## Exercise brief
What is needed is an exact copy of every line in the listing.

## Provided material
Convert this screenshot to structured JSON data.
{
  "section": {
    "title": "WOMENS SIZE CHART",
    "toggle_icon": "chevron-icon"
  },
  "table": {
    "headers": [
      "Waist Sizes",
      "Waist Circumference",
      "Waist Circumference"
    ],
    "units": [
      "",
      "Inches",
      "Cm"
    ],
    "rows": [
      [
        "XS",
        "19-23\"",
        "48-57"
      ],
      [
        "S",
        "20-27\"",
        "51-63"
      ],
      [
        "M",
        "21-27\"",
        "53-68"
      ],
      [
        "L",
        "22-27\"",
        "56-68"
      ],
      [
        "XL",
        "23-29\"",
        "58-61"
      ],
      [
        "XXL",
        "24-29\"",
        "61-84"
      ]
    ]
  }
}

## Solution to the problem
Convert this screenshot to structured JSON data.
{
  "section": {
    "title": "WOMENS SIZE CHART",
    "toggle_icon": "chevron-icon"
  },
  "table": {
    "headers": [
      "Waist Sizes",
      "Waist Circumference",
      "Waist Circumference"
    ],
    "units": [
      "",
      "Inches",
      "Cm"
    ],
    "rows": [
      [
        "XS",
        "19-23\"",
        "48-57"
      ],
      [
        "S",
        "20-27\"",
        "51-63"
      ],
      [
        "M",
        "21-27\"",
        "53-68"
      ],
      [
        "L",
        "22-27\"",
        "56-68"
      ],
      [
        "XL",
        "23-29\"",
        "58-61"
      ],
      [
        "XXL",
        "24-29\"",
        "61-84"
      ]
    ]
  }
}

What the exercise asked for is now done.